    Predicting intra-urban variation in air pollution concentrations with complex spatio-temporal dependencies,

    ENVIRONMETRICS, Issue 6 2010
    Adam A. Szpiro
    Abstract We describe a methodology for assigning individual estimates of long-term average air pollution concentrations that accounts for a complex spatio-temporal correlation structure and can accommodate spatio-temporally misaligned observations. This methodology has been developed as part of the Multi-Ethnic Study of Atherosclerosis and Air Pollution (MESA Air), a prospective cohort study funded by the US EPA to investigate the relationship between chronic exposure to air pollution and cardiovascular disease. Our hierarchical model decomposes the space--time field into a "mean" that includes dependence on covariates and spatially varying seasonal and long-term trends and a "residual" that accounts for spatially correlated deviations from the mean model. The model accommodates complex spatio-temporal patterns by characterizing the temporal trend at each location as a linear combination of empirically derived temporal basis functions, and embedding the spatial fields of coefficients for the basis functions in separate linear regression models with spatially correlated residuals (universal kriging). This approach allows us to implement a scalable single-stage estimation procedure that easily accommodates a significant number of missing observations at some monitoring locations. We apply the model to predict long-term average concentrations of oxides of nitrogen (NOx) from 2005 to 2007 in the Los Angeles area, based on data from 18 EPA Air Quality System regulatory monitors. The cross-validated IR2 is 0.67. The MESA Air study is also collecting additional concentration data as part of a supplementary monitoring campaign. We describe the sampling plan and demonstrate in a simulation study that the additional data will contribute to improved predictions of long-term average concentrations. Copyright © 2009 John Wiley & Sons, Ltd. [source]

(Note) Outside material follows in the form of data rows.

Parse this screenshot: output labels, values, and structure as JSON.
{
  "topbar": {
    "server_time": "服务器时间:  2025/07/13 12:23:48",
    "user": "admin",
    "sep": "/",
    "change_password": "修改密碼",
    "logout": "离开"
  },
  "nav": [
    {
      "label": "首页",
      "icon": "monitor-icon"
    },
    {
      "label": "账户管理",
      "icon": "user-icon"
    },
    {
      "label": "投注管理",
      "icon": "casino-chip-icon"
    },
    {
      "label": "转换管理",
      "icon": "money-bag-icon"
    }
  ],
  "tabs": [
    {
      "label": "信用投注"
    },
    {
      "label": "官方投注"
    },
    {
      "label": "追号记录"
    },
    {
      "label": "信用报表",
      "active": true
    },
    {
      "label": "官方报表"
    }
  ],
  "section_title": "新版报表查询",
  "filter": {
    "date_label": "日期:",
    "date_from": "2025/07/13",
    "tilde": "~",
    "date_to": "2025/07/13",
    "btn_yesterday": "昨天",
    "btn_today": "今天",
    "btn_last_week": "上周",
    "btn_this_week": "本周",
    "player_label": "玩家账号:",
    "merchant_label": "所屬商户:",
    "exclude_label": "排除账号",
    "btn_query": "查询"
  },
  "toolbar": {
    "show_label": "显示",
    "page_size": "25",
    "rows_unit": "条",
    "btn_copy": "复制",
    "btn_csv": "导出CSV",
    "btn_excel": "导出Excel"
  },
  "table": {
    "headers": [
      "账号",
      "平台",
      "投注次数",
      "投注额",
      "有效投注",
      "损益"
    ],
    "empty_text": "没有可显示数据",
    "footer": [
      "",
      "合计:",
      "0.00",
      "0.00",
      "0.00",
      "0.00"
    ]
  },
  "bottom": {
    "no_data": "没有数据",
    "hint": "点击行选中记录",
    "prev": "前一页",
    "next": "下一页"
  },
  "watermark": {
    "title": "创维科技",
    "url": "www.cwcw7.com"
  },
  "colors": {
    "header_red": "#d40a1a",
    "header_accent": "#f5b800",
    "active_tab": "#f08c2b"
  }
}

    Mapping sea bird densities over the North Sea: spatially aggregated estimates and temporal changes

    ENVIRONMETRICS, Issue 6 2005
    Edzer J. Pebesma
    Abstract In the Dutch sector of the North Sea, sea bird densities are recorded bi-monthly by using airborne strip-transect monitoring. From these data we try to estimate: (i) high-resolution spatial patterns of sea bird densities; (ii) low-resolution spatial-average bird densities for large areas; and (iii) temporal changes in (i) and (ii), using data on Fulmaris glacialis as an example. For spatial estimation, we combined Poisson regression for modelling the trend as a function of water depth and distance to coast with kriging interpolation of the residual variability, assuming spatial (co)variances to be proportional to the trend value. Spatial averages were estimated by block kriging. For estimating temporal differences we used residual cokriging for two consecutive years, and show how this can be extended to analyse trends over multiple years. Approximate standard errors are obtained for all estimates. A comparison with a residual simple kriging approach reveals that ignoring temporal cross-correlations leads to a severe loss of statistical accuracy when assessing the significance of temporal changes. This article shows results for Fulmaris glacialis monitored during August/September in 1998 and 1999. Copyright © 2005 John Wiley & Sons, Ltd. [source]